He came aboard the project because Duncan the writer had actually worked for him; I think it was one of Duncan’s first jobs. That was wonderful to have Barrington, he’s a hugely experienced and wonderful composer. It worked really well, even though we were in different countries. He’s from Australia and he composed the music in Australia. We had email correspondence and telephone calls. I was quite clear where I wanted the music in the film, and he pretty much agreed with me, which was great, and there were a few little extra places where he quite rightly said there should be music and that worked quite well. The music was exactly how I wanted it, so I was really happy.
One of the things I liked about the film is how much kindness Luke is shown, by his new friend Pete and by the staff at the group home. Was there a discussion about having Luke come up against more typical conflict in the form of bullies and general meanness?
Obviously, that was something that Duncan and I spoke about when he was writing the script. Especially in the care home, we always hear about all the bad things that happen in care homes and you only ever hear the bad news, but we’ve both met some amazing people who work really hard and they’re on really low wages as well. We wanted to portray the people in the care home as really trying to do the best that they can. That was quite a conscious decision actually, there are good people.
In the beginning of the film, we see Luke caring for his elderly and sickly mother. Have you come across people with disabilities who are themselves caregivers?
I myself haven’t come across people in that situation, but I know of people who have. I think it is a real concern. If you’re a parent, I’m not a parent but if you are a parent, I’d imagine that you’re always worried about your children and scared about what’s going to happen to them when, if it goes in the order that we imagine, that the parents die before the child, of course it’s not always that way around. Any parent would be concerned about their children, and that’s even more so when you’re a parent who has a child with special needs. In Luke’s situation, he really is looking after his Mum, and that’s what makes it even harder when she passes away, he loses his independence as well. His routine with his Mum is what kept him going, that was his purpose in life. When everything’s taken away from him, it’s really traumatic for him, dealing with the grief and dealing with his new surroundings.

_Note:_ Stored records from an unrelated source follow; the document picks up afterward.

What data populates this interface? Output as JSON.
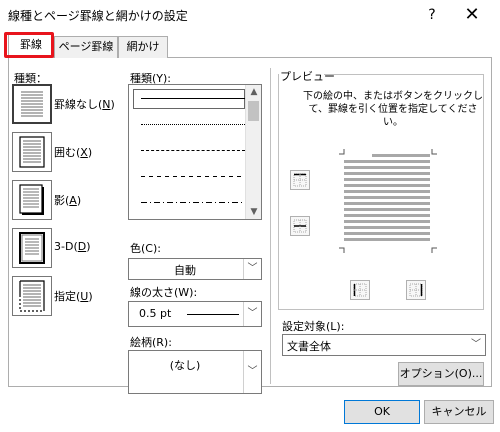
{
  "window": {
    "title": "線種とページ罫線と網かけの設定",
    "help": "?",
    "close": "✕"
  },
  "tabs": [
    {
      "label": "罫線",
      "active": true
    },
    {
      "label": "ページ罫線",
      "active": false
    },
    {
      "label": "網かけ",
      "active": false
    }
  ],
  "highlight_color": "#e8141c",
  "type": {
    "label": "種類：",
    "items": [
      {
        "label": "罫線なし(",
        "key": "N",
        "close": ")",
        "selected": true
      },
      {
        "label": "囲む(",
        "key": "X",
        "close": ")",
        "selected": false
      },
      {
        "label": "影(",
        "key": "A",
        "close": ")",
        "selected": false
      },
      {
        "label": "3-D(",
        "key": "D",
        "close": ")",
        "selected": false
      },
      {
        "label": "指定(",
        "key": "U",
        "close": ")",
        "selected": false
      }
    ]
  },
  "style": {
    "label": "種類(Y):",
    "lines": [
      "solid",
      "dotted-fine",
      "dashed-fine",
      "dashed",
      "dash-dot"
    ],
    "selected_index": 0
  },
  "color": {
    "label": "色(C):",
    "value": "自動"
  },
  "width": {
    "label": "線の太さ(W):",
    "value": "0.5 pt"
  },
  "art": {
    "label": "絵柄(R):",
    "value": "(なし)"
  },
  "preview": {
    "label": "プレビュー",
    "help": "下の絵の中、またはボタンをクリックして、罫線を引く位置を指定してください。"
  },
  "apply_to": {
    "label": "設定対象(L):",
    "value": "文書全体"
  },
  "buttons": {
    "options": "オプション(O)...",
    "ok": "OK",
    "cancel": "キャンセル"
  }
}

And when we see him care for the feral girl, he’s found somebody to look after again and that gives him purpose.
Here in Asia, while organisations like MINDS have been hard at work in the area of outreach education, developmental and intellectual disabilities still carry a very strong stigma. What do you feel are the best ways such a stigma can be combatted?
I think by getting out and meeting people I really think that breaks down the barriers. We’re all human beings at the end of the day, and I think sometimes the stigma and the barrier is fear. I think if you spend a day with people getting to know them, I really do think that can break down barriers. You’ll see that we’re all human, we’ve all got the same concerns, sense of humour, no matter who you are.
A fear of what you might not understand.
Yeah. For example, the Mushroom Theatre Group which Steven is a part of, that’s an inclusive theatre group. It’s [only] for people who have disabilities, as long as you’re a human being – well, actually, they have a dog there as well, a beautiful, beautiful dog. I think having more inclusivity, not having ‘this is this group, and that is that group’, [but] everybody getting to know each other.
Opening up the boxes.
Finally, why should people go to see My Feral Heart?
It’s a film that has a big heart, that has great performances, it shows you a different side of the U.K., if you’ve not been to England before you’re seeing some of the lovely countryside, the mix of people, it’s a film hopefully that will make you think about humanity. It’s an original story, there’s lots of reasons to come and see My Feral Heart.
Visit http://www.sfs.org.sg/event.php?id=568 to learn more about the MINDS Film Festival.
My Feral Heart is reviewed here.